[INPUT MATERIAL]

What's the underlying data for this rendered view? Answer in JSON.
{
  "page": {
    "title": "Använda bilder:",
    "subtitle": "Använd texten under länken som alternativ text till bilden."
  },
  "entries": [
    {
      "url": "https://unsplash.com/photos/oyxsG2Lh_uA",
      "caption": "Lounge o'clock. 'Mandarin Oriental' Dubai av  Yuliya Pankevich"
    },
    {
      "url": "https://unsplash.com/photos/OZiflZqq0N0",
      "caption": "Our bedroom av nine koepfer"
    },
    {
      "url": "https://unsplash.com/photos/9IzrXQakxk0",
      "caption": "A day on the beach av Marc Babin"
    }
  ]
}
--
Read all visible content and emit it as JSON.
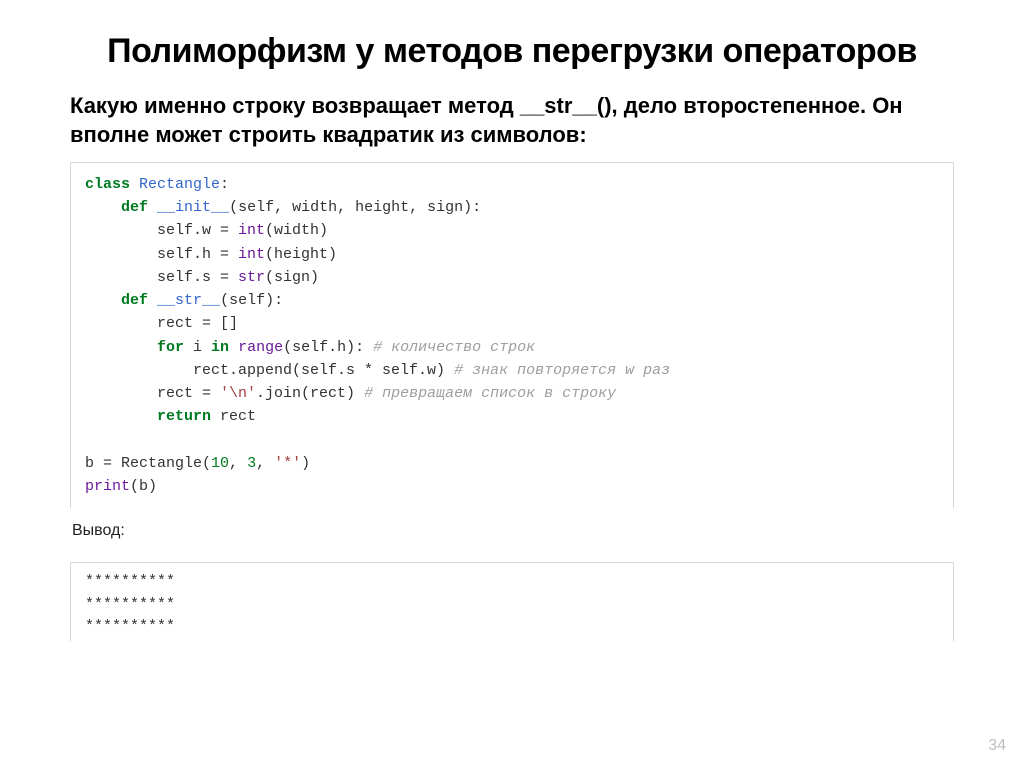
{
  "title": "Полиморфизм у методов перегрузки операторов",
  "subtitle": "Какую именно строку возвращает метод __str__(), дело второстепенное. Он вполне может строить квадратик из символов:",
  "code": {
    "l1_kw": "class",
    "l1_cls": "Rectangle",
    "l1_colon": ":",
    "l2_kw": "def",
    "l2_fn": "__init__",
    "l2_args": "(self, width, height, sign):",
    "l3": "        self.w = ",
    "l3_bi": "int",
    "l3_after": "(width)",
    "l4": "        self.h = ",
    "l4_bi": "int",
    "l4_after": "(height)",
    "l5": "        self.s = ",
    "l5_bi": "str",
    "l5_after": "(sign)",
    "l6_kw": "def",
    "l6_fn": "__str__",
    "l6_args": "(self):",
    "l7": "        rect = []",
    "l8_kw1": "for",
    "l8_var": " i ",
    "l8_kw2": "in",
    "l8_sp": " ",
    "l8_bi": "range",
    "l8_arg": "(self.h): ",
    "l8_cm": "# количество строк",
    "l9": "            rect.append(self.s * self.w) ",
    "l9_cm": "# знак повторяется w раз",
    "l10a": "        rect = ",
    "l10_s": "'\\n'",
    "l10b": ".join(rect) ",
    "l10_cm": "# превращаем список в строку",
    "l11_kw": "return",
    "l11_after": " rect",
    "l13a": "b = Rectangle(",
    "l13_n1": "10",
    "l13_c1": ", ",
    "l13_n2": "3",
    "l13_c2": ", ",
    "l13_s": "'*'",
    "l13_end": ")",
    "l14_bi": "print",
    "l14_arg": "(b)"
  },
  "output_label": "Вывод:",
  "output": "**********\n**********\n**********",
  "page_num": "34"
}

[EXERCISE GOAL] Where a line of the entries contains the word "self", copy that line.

[SOLVED EXERCISE]
    "l2_args": "(self, width, height, sign):",
    "l3": "        self.w = ",
    "l4": "        self.h = ",
    "l5": "        self.s = ",
    "l6_args": "(self):",
    "l8_arg": "(self.h): ",
    "l9": "            rect.append(self.s * self.w) ",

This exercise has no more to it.